(Dataset rows describing interfaces)

##############################

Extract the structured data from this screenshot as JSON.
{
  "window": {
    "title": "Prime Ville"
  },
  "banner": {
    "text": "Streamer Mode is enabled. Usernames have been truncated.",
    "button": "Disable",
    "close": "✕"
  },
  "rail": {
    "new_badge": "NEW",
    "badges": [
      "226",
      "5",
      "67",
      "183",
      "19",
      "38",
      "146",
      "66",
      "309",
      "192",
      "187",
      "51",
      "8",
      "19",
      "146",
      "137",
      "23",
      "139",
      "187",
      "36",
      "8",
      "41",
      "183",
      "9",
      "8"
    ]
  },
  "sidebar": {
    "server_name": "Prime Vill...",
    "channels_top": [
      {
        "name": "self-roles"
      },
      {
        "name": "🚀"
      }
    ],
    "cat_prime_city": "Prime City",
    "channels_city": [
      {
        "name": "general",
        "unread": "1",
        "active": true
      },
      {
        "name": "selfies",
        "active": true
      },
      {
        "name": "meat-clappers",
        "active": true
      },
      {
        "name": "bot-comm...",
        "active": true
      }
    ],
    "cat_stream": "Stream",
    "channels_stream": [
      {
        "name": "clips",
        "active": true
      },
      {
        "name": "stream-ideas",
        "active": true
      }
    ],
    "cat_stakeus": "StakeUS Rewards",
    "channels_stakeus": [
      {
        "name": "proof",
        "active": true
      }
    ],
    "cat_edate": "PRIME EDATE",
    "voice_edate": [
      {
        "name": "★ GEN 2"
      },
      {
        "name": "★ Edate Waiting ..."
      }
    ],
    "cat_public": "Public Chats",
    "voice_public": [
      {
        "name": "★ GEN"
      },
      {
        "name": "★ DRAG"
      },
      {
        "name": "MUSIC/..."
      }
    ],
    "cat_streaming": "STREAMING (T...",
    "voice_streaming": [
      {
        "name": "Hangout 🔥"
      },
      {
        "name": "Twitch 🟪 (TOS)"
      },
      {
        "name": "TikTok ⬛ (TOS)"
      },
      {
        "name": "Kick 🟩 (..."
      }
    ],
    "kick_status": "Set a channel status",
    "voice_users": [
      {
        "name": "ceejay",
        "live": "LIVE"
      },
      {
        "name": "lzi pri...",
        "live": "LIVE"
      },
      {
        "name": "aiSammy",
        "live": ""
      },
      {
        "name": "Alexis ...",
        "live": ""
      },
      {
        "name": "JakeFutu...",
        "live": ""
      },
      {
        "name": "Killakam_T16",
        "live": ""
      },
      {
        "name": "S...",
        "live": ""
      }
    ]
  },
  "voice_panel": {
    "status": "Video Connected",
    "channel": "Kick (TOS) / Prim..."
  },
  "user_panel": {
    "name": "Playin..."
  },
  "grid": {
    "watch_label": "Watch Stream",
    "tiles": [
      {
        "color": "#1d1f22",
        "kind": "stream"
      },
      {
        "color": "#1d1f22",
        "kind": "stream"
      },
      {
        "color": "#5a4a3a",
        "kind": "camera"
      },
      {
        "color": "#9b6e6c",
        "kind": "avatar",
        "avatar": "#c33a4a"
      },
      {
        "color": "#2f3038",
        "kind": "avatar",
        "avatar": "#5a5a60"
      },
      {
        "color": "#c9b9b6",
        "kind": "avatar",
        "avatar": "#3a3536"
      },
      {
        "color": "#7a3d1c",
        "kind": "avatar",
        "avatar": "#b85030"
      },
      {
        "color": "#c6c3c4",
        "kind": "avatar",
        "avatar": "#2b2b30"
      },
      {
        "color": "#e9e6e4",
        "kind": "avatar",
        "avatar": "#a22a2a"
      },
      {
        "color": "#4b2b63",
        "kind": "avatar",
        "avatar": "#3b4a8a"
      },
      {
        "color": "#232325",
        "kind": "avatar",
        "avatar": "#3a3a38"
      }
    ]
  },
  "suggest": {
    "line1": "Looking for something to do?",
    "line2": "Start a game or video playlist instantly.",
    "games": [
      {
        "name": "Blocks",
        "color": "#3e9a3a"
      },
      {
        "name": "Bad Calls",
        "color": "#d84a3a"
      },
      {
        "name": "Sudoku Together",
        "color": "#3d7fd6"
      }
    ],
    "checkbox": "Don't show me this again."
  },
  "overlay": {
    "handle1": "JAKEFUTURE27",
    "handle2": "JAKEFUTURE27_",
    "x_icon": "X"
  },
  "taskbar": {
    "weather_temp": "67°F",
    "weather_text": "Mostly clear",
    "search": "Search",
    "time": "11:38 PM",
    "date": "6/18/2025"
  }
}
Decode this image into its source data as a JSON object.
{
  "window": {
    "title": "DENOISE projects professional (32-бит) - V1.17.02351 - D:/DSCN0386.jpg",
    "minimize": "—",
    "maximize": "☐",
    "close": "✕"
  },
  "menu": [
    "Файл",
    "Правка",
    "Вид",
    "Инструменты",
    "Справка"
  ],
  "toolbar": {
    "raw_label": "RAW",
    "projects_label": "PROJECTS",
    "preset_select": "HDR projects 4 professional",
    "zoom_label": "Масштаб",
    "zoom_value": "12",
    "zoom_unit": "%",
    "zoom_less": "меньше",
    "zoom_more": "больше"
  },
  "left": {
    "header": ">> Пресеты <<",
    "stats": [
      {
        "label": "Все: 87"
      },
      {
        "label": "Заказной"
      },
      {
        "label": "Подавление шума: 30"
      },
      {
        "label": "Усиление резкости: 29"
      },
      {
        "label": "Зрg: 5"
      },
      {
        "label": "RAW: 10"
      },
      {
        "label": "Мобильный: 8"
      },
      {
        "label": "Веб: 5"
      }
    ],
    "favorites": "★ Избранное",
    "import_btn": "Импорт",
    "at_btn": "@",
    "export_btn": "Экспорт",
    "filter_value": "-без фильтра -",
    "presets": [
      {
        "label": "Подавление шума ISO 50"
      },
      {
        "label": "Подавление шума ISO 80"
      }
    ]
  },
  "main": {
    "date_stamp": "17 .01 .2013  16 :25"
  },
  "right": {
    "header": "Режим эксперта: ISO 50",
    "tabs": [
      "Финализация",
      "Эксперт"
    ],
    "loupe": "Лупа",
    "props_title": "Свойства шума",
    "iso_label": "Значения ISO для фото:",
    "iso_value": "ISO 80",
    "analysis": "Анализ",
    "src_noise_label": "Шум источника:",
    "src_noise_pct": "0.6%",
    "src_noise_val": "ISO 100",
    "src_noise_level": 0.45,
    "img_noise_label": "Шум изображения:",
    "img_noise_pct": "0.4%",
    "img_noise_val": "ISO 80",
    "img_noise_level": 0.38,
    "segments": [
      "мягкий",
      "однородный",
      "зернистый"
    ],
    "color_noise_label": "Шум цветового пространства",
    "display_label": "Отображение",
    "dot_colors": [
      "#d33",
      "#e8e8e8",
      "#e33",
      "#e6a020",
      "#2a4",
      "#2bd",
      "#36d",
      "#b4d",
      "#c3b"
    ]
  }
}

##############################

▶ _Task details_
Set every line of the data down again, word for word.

▶ _Answer section_
Extract the structured data from this screenshot as JSON.
{
  "window": {
    "title": "Prime Ville"
  },
  "banner": {
    "text": "Streamer Mode is enabled. Usernames have been truncated.",
    "button": "Disable",
    "close": "✕"
  },
  "rail": {
    "new_badge": "NEW",
    "badges": [
      "226",
      "5",
      "67",
      "183",
      "19",
      "38",
      "146",
      "66",
      "309",
      "192",
      "187",
      "51",
      "8",
      "19",
      "146",
      "137",
      "23",
      "139",
      "187",
      "36",
      "8",
      "41",
      "183",
      "9",
      "8"
    ]
  },
  "sidebar": {
    "server_name": "Prime Vill...",
    "channels_top": [
      {
        "name": "self-roles"
      },
      {
        "name": "🚀"
      }
    ],
    "cat_prime_city": "Prime City",
    "channels_city": [
      {
        "name": "general",
        "unread": "1",
        "active": true
      },
      {
        "name": "selfies",
        "active": true
      },
      {
        "name": "meat-clappers",
        "active": true
      },
      {
        "name": "bot-comm...",
        "active": true
      }
    ],
    "cat_stream": "Stream",
    "channels_stream": [
      {
        "name": "clips",
        "active": true
      },
      {
        "name": "stream-ideas",
        "active": true
      }
    ],
    "cat_stakeus": "StakeUS Rewards",
    "channels_stakeus": [
      {
        "name": "proof",
        "active": true
      }
    ],
    "cat_edate": "PRIME EDATE",
    "voice_edate": [
      {
        "name": "★ GEN 2"
      },
      {
        "name": "★ Edate Waiting ..."
      }
    ],
    "cat_public": "Public Chats",
    "voice_public": [
      {
        "name": "★ GEN"
      },
      {
        "name": "★ DRAG"
      },
      {
        "name": "MUSIC/..."
      }
    ],
    "cat_streaming": "STREAMING (T...",
    "voice_streaming": [
      {
        "name": "Hangout 🔥"
      },
      {
        "name": "Twitch 🟪 (TOS)"
      },
      {
        "name": "TikTok ⬛ (TOS)"
      },
      {
        "name": "Kick 🟩 (..."
      }
    ],
    "kick_status": "Set a channel status",
    "voice_users": [
      {
        "name": "ceejay",
        "live": "LIVE"
      },
      {
        "name": "lzi pri...",
        "live": "LIVE"
      },
      {
        "name": "aiSammy",
        "live": ""
      },
      {
        "name": "Alexis ...",
        "live": ""
      },
      {
        "name": "JakeFutu...",
        "live": ""
      },
      {
        "name": "Killakam_T16",
        "live": ""
      },
      {
        "name": "S...",
        "live": ""
      }
    ]
  },
  "voice_panel": {
    "status": "Video Connected",
    "channel": "Kick (TOS) / Prim..."
  },
  "user_panel": {
    "name": "Playin..."
  },
  "grid": {
    "watch_label": "Watch Stream",
    "tiles": [
      {
        "color": "#1d1f22",
        "kind": "stream"
      },
      {
        "color": "#1d1f22",
        "kind": "stream"
      },
      {
        "color": "#5a4a3a",
        "kind": "camera"
      },
      {
        "color": "#9b6e6c",
        "kind": "avatar",
        "avatar": "#c33a4a"
      },
      {
        "color": "#2f3038",
        "kind": "avatar",
        "avatar": "#5a5a60"
      },
      {
        "color": "#c9b9b6",
        "kind": "avatar",
        "avatar": "#3a3536"
      },
      {
        "color": "#7a3d1c",
        "kind": "avatar",
        "avatar": "#b85030"
      },
      {
        "color": "#c6c3c4",
        "kind": "avatar",
        "avatar": "#2b2b30"
      },
      {
        "color": "#e9e6e4",
        "kind": "avatar",
        "avatar": "#a22a2a"
      },
      {
        "color": "#4b2b63",
        "kind": "avatar",
        "avatar": "#3b4a8a"
      },
      {
        "color": "#232325",
        "kind": "avatar",
        "avatar": "#3a3a38"
      }
    ]
  },
  "suggest": {
    "line1": "Looking for something to do?",
    "line2": "Start a game or video playlist instantly.",
    "games": [
      {
        "name": "Blocks",
        "color": "#3e9a3a"
      },
      {
        "name": "Bad Calls",
        "color": "#d84a3a"
      },
      {
        "name": "Sudoku Together",
        "color": "#3d7fd6"
      }
    ],
    "checkbox": "Don't show me this again."
  },
  "overlay": {
    "handle1": "JAKEFUTURE27",
    "handle2": "JAKEFUTURE27_",
    "x_icon": "X"
  },
  "taskbar": {
    "weather_temp": "67°F",
    "weather_text": "Mostly clear",
    "search": "Search",
    "time": "11:38 PM",
    "date": "6/18/2025"
  }
}
Decode this image into its source data as a JSON object.
{
  "window": {
    "title": "DENOISE projects professional (32-бит) - V1.17.02351 - D:/DSCN0386.jpg",
    "minimize": "—",
    "maximize": "☐",
    "close": "✕"
  },
  "menu": [
    "Файл",
    "Правка",
    "Вид",
    "Инструменты",
    "Справка"
  ],
  "toolbar": {
    "raw_label": "RAW",
    "projects_label": "PROJECTS",
    "preset_select": "HDR projects 4 professional",
    "zoom_label": "Масштаб",
    "zoom_value": "12",
    "zoom_unit": "%",
    "zoom_less": "меньше",
    "zoom_more": "больше"
  },
  "left": {
    "header": ">> Пресеты <<",
    "stats": [
      {
        "label": "Все: 87"
      },
      {
        "label": "Заказной"
      },
      {
        "label": "Подавление шума: 30"
      },
      {
        "label": "Усиление резкости: 29"
      },
      {
        "label": "Зрg: 5"
      },
      {
        "label": "RAW: 10"
      },
      {
        "label": "Мобильный: 8"
      },
      {
        "label": "Веб: 5"
      }
    ],
    "favorites": "★ Избранное",
    "import_btn": "Импорт",
    "at_btn": "@",
    "export_btn": "Экспорт",
    "filter_value": "-без фильтра -",
    "presets": [
      {
        "label": "Подавление шума ISO 50"
      },
      {
        "label": "Подавление шума ISO 80"
      }
    ]
  },
  "main": {
    "date_stamp": "17 .01 .2013  16 :25"
  },
  "right": {
    "header": "Режим эксперта: ISO 50",
    "tabs": [
      "Финализация",
      "Эксперт"
    ],
    "loupe": "Лупа",
    "props_title": "Свойства шума",
    "iso_label": "Значения ISO для фото:",
    "iso_value": "ISO 80",
    "analysis": "Анализ",
    "src_noise_label": "Шум источника:",
    "src_noise_pct": "0.6%",
    "src_noise_val": "ISO 100",
    "src_noise_level": 0.45,
    "img_noise_label": "Шум изображения:",
    "img_noise_pct": "0.4%",
    "img_noise_val": "ISO 80",
    "img_noise_level": 0.38,
    "segments": [
      "мягкий",
      "однородный",
      "зернистый"
    ],
    "color_noise_label": "Шум цветового пространства",
    "display_label": "Отображение",
    "dot_colors": [
      "#d33",
      "#e8e8e8",
      "#e33",
      "#e6a020",
      "#2a4",
      "#2bd",
      "#36d",
      "#b4d",
      "#c3b"
    ]
  }
}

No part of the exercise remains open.